◆ BRIEF ◆
Every entry that follows needs to be repeated exactly.
##### ENTRIES SUPPLIED
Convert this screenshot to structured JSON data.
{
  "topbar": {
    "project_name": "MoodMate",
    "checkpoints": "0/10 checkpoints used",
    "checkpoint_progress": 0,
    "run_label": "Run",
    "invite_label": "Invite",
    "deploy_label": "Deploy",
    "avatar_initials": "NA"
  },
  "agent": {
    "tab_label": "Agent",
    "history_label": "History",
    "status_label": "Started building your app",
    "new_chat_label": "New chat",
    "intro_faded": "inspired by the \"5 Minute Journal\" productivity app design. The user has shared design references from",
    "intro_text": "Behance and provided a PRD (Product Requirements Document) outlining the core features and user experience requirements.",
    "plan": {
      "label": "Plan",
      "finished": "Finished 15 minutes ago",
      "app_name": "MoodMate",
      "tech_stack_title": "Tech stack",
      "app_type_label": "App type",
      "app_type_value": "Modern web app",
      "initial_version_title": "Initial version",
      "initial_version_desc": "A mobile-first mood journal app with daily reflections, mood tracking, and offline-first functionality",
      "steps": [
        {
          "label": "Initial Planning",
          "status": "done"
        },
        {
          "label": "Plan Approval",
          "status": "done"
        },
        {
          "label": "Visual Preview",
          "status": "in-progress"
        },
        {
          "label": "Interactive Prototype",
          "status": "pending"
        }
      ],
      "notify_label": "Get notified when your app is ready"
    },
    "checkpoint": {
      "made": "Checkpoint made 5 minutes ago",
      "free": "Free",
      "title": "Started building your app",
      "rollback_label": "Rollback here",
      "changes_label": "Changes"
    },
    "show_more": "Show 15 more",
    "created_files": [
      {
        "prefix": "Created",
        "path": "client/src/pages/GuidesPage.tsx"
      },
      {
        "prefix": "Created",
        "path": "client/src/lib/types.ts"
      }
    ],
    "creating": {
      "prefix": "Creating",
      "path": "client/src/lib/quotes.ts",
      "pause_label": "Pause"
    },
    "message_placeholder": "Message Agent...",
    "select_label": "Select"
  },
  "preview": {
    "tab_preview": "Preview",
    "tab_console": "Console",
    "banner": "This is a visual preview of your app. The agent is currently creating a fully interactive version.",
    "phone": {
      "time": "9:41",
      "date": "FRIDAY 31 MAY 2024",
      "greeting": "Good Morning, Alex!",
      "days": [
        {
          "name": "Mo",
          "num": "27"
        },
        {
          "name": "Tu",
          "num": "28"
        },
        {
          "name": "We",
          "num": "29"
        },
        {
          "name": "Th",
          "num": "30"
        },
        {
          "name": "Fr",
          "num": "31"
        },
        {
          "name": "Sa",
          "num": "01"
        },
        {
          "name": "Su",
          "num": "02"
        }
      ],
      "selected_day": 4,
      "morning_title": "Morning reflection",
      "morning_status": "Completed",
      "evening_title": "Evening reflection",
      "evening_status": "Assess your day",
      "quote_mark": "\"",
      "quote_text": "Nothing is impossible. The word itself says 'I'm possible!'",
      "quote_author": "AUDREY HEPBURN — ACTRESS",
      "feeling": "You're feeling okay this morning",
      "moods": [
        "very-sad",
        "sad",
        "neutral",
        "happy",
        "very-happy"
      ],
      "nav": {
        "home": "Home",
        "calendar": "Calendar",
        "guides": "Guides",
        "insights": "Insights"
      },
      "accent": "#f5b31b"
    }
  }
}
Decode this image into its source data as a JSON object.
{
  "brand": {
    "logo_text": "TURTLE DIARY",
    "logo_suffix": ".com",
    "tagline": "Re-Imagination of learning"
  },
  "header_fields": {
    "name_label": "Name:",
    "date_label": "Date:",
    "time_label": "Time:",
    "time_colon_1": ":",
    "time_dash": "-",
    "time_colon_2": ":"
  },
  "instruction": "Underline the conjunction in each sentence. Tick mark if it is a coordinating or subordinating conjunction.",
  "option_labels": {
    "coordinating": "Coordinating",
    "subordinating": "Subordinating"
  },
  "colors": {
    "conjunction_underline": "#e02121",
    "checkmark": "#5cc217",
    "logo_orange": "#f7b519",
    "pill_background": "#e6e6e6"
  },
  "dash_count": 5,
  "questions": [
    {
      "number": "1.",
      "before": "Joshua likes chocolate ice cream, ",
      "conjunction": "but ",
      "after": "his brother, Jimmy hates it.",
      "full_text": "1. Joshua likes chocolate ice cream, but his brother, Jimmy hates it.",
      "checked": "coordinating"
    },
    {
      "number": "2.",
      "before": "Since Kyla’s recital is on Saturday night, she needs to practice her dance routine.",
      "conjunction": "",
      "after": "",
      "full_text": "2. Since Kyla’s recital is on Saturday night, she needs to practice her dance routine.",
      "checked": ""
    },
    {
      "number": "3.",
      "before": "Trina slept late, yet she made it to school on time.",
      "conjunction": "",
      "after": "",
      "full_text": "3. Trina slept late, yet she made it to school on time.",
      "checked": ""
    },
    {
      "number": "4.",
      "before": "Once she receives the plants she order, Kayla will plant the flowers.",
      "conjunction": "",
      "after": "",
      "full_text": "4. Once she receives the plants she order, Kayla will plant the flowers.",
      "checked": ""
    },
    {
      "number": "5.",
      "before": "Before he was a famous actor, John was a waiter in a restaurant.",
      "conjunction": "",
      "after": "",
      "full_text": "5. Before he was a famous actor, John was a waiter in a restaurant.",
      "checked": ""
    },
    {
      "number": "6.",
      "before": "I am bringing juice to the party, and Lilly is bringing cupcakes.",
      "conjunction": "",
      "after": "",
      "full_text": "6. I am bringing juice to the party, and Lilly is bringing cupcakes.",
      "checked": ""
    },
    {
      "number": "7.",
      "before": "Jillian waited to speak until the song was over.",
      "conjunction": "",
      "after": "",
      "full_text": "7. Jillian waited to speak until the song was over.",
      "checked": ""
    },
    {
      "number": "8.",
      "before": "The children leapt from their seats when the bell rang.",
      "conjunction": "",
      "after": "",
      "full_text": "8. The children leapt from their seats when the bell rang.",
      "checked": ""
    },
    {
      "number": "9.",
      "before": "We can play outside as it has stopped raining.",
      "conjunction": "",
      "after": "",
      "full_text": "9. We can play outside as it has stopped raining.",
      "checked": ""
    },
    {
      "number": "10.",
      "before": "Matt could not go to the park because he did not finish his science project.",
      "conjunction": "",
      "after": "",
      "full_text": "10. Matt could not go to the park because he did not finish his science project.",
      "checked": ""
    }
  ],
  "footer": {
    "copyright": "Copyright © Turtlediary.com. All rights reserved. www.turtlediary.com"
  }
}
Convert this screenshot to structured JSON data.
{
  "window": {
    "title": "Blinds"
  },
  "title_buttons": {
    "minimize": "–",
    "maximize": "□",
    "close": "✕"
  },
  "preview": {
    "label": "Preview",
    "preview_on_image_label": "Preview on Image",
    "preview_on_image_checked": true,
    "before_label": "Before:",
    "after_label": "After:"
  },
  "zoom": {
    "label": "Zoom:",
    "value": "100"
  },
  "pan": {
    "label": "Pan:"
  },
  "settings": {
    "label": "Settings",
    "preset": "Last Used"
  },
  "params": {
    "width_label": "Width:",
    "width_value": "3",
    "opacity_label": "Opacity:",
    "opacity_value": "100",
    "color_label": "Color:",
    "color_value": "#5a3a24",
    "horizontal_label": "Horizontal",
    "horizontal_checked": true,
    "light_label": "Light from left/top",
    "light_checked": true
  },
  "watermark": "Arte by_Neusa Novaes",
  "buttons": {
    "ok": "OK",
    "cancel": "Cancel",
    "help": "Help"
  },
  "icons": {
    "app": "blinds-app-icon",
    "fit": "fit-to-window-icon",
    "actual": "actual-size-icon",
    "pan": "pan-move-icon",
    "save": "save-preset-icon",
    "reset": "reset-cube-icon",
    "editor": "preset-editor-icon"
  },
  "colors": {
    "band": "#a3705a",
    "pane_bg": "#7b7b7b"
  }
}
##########
◆ RESULT OF THE EXERCISE ◆
Convert this screenshot to structured JSON data.
{
  "topbar": {
    "project_name": "MoodMate",
    "checkpoints": "0/10 checkpoints used",
    "checkpoint_progress": 0,
    "run_label": "Run",
    "invite_label": "Invite",
    "deploy_label": "Deploy",
    "avatar_initials": "NA"
  },
  "agent": {
    "tab_label": "Agent",
    "history_label": "History",
    "status_label": "Started building your app",
    "new_chat_label": "New chat",
    "intro_faded": "inspired by the \"5 Minute Journal\" productivity app design. The user has shared design references from",
    "intro_text": "Behance and provided a PRD (Product Requirements Document) outlining the core features and user experience requirements.",
    "plan": {
      "label": "Plan",
      "finished": "Finished 15 minutes ago",
      "app_name": "MoodMate",
      "tech_stack_title": "Tech stack",
      "app_type_label": "App type",
      "app_type_value": "Modern web app",
      "initial_version_title": "Initial version",
      "initial_version_desc": "A mobile-first mood journal app with daily reflections, mood tracking, and offline-first functionality",
      "steps": [
        {
          "label": "Initial Planning",
          "status": "done"
        },
        {
          "label": "Plan Approval",
          "status": "done"
        },
        {
          "label": "Visual Preview",
          "status": "in-progress"
        },
        {
          "label": "Interactive Prototype",
          "status": "pending"
        }
      ],
      "notify_label": "Get notified when your app is ready"
    },
    "checkpoint": {
      "made": "Checkpoint made 5 minutes ago",
      "free": "Free",
      "title": "Started building your app",
      "rollback_label": "Rollback here",
      "changes_label": "Changes"
    },
    "show_more": "Show 15 more",
    "created_files": [
      {
        "prefix": "Created",
        "path": "client/src/pages/GuidesPage.tsx"
      },
      {
        "prefix": "Created",
        "path": "client/src/lib/types.ts"
      }
    ],
    "creating": {
      "prefix": "Creating",
      "path": "client/src/lib/quotes.ts",
      "pause_label": "Pause"
    },
    "message_placeholder": "Message Agent...",
    "select_label": "Select"
  },
  "preview": {
    "tab_preview": "Preview",
    "tab_console": "Console",
    "banner": "This is a visual preview of your app. The agent is currently creating a fully interactive version.",
    "phone": {
      "time": "9:41",
      "date": "FRIDAY 31 MAY 2024",
      "greeting": "Good Morning, Alex!",
      "days": [
        {
          "name": "Mo",
          "num": "27"
        },
        {
          "name": "Tu",
          "num": "28"
        },
        {
          "name": "We",
          "num": "29"
        },
        {
          "name": "Th",
          "num": "30"
        },
        {
          "name": "Fr",
          "num": "31"
        },
        {
          "name": "Sa",
          "num": "01"
        },
        {
          "name": "Su",
          "num": "02"
        }
      ],
      "selected_day": 4,
      "morning_title": "Morning reflection",
      "morning_status": "Completed",
      "evening_title": "Evening reflection",
      "evening_status": "Assess your day",
      "quote_mark": "\"",
      "quote_text": "Nothing is impossible. The word itself says 'I'm possible!'",
      "quote_author": "AUDREY HEPBURN — ACTRESS",
      "feeling": "You're feeling okay this morning",
      "moods": [
        "very-sad",
        "sad",
        "neutral",
        "happy",
        "very-happy"
      ],
      "nav": {
        "home": "Home",
        "calendar": "Calendar",
        "guides": "Guides",
        "insights": "Insights"
      },
      "accent": "#f5b31b"
    }
  }
}
Decode this image into its source data as a JSON object.
{
  "brand": {
    "logo_text": "TURTLE DIARY",
    "logo_suffix": ".com",
    "tagline": "Re-Imagination of learning"
  },
  "header_fields": {
    "name_label": "Name:",
    "date_label": "Date:",
    "time_label": "Time:",
    "time_colon_1": ":",
    "time_dash": "-",
    "time_colon_2": ":"
  },
  "instruction": "Underline the conjunction in each sentence. Tick mark if it is a coordinating or subordinating conjunction.",
  "option_labels": {
    "coordinating": "Coordinating",
    "subordinating": "Subordinating"
  },
  "colors": {
    "conjunction_underline": "#e02121",
    "checkmark": "#5cc217",
    "logo_orange": "#f7b519",
    "pill_background": "#e6e6e6"
  },
  "dash_count": 5,
  "questions": [
    {
      "number": "1.",
      "before": "Joshua likes chocolate ice cream, ",
      "conjunction": "but ",
      "after": "his brother, Jimmy hates it.",
      "full_text": "1. Joshua likes chocolate ice cream, but his brother, Jimmy hates it.",
      "checked": "coordinating"
    },
    {
      "number": "2.",
      "before": "Since Kyla’s recital is on Saturday night, she needs to practice her dance routine.",
      "conjunction": "",
      "after": "",
      "full_text": "2. Since Kyla’s recital is on Saturday night, she needs to practice her dance routine.",
      "checked": ""
    },
    {
      "number": "3.",
      "before": "Trina slept late, yet she made it to school on time.",
      "conjunction": "",
      "after": "",
      "full_text": "3. Trina slept late, yet she made it to school on time.",
      "checked": ""
    },
    {
      "number": "4.",
      "before": "Once she receives the plants she order, Kayla will plant the flowers.",
      "conjunction": "",
      "after": "",
      "full_text": "4. Once she receives the plants she order, Kayla will plant the flowers.",
      "checked": ""
    },
    {
      "number": "5.",
      "before": "Before he was a famous actor, John was a waiter in a restaurant.",
      "conjunction": "",
      "after": "",
      "full_text": "5. Before he was a famous actor, John was a waiter in a restaurant.",
      "checked": ""
    },
    {
      "number": "6.",
      "before": "I am bringing juice to the party, and Lilly is bringing cupcakes.",
      "conjunction": "",
      "after": "",
      "full_text": "6. I am bringing juice to the party, and Lilly is bringing cupcakes.",
      "checked": ""
    },
    {
      "number": "7.",
      "before": "Jillian waited to speak until the song was over.",
      "conjunction": "",
      "after": "",
      "full_text": "7. Jillian waited to speak until the song was over.",
      "checked": ""
    },
    {
      "number": "8.",
      "before": "The children leapt from their seats when the bell rang.",
      "conjunction": "",
      "after": "",
      "full_text": "8. The children leapt from their seats when the bell rang.",
      "checked": ""
    },
    {
      "number": "9.",
      "before": "We can play outside as it has stopped raining.",
      "conjunction": "",
      "after": "",
      "full_text": "9. We can play outside as it has stopped raining.",
      "checked": ""
    },
    {
      "number": "10.",
      "before": "Matt could not go to the park because he did not finish his science project.",
      "conjunction": "",
      "after": "",
      "full_text": "10. Matt could not go to the park because he did not finish his science project.",
      "checked": ""
    }
  ],
  "footer": {
    "copyright": "Copyright © Turtlediary.com. All rights reserved. www.turtlediary.com"
  }
}
Convert this screenshot to structured JSON data.
{
  "window": {
    "title": "Blinds"
  },
  "title_buttons": {
    "minimize": "–",
    "maximize": "□",
    "close": "✕"
  },
  "preview": {
    "label": "Preview",
    "preview_on_image_label": "Preview on Image",
    "preview_on_image_checked": true,
    "before_label": "Before:",
    "after_label": "After:"
  },
  "zoom": {
    "label": "Zoom:",
    "value": "100"
  },
  "pan": {
    "label": "Pan:"
  },
  "settings": {
    "label": "Settings",
    "preset": "Last Used"
  },
  "params": {
    "width_label": "Width:",
    "width_value": "3",
    "opacity_label": "Opacity:",
    "opacity_value": "100",
    "color_label": "Color:",
    "color_value": "#5a3a24",
    "horizontal_label": "Horizontal",
    "horizontal_checked": true,
    "light_label": "Light from left/top",
    "light_checked": true
  },
  "watermark": "Arte by_Neusa Novaes",
  "buttons": {
    "ok": "OK",
    "cancel": "Cancel",
    "help": "Help"
  },
  "icons": {
    "app": "blinds-app-icon",
    "fit": "fit-to-window-icon",
    "actual": "actual-size-icon",
    "pan": "pan-move-icon",
    "save": "save-preset-icon",
    "reset": "reset-cube-icon",
    "editor": "preset-editor-icon"
  },
  "colors": {
    "band": "#a3705a",
    "pane_bg": "#7b7b7b"
  }
}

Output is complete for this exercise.